Japanese beetles are my Number One focus right now, followed closely by crabgrass. I am highly preoccupied with how to eradicate both in an ecofriendly manner. I'm cooing to my beneficial nematodes, rooting them on toward the roots of my lawn and the grubs that hide within. I launch sneak attacks several times daily on the gaudy insects making lunch of (and making love on) the vine I've nurtured for months.
In short, although business is slow, I'm busy. I'm not ready for Town Meeting.
I've noticed the last few years that, by summer, I'm emerging from a low-hanging cloud of worry left over from the Town Meeting and override season. I need a vacation. I've accepted that as long as I live in Carlisle, I will spend April and May and maybe some of June thinking hard about getting out the vote and doing what I can to make sure we're supporting the schools and the town the best we can.
Getting out the vote on local issues is labor-intensive, even with e-mail, and frankly, never as satisfying as you'd hope. This year 433 people showed up for Town Meeting in May, and 1,185 turned out for the election. Even last year, the most contentious election season we'd had in town in more than a decade, only 541 showed up for TM. A week later, 1,561 voted in the election, nearly 50% of the registered voters in town.
Anyone who's advocated for anything that needs to be put to a vote in this town knows that the effort is not just about getting out a message. It's also about getting people to show up and votenot just at the polling place, but first at Town Meeting.
How can we make Town Meeting a better draw?

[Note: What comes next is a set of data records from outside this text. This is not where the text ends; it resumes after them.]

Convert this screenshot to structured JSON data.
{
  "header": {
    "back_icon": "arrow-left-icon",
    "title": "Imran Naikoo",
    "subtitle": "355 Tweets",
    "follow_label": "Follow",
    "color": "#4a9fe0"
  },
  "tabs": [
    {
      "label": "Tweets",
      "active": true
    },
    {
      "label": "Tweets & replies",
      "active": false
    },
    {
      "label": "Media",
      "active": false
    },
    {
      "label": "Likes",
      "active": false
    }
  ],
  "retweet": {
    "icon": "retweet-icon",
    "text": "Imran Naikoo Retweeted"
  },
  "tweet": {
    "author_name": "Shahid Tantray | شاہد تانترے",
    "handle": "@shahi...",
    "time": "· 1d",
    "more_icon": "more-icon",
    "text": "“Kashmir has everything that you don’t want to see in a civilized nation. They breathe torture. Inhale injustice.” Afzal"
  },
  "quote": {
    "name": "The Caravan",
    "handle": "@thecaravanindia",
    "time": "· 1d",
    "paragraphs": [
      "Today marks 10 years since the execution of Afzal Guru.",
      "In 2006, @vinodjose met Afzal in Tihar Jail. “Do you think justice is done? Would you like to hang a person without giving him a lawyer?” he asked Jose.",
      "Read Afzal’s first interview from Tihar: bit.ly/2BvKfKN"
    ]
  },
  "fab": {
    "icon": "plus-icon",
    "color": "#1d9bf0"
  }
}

The options are limited. Earlier in the evening? Not everyone is home from work. Later in the evening? Parents with younger kids either have to split up, sending just one voter, or find baby-sitting on a school night. Change the day of the week? We have diverse schedules. A weekend? My guess is that turnout would be lower than ever.
Town Meeting is an essential part of the town governance concept in Massachusetts. I think it's a pretty interesting way to know your town. I recognize it's not everyone's idea of a good time.
At the national level, we see proposals to make voting easier. Someday we'll be able to vote on-line. We won't have to remember to drop by town hall or stand in line for a couple of minutes on election day. Maybe some day we can watch TM on cable and call in our comments and votes or cast them on-line. Equal access to high-speed Internet could become a political imperative!
Meanwhile, I'm just glad we don't have to scare up voters in August, a month in which (judging by the traffic at Daisy's already) the good tradespeople from out of town will likely outnumber us two to one.
© 2003 The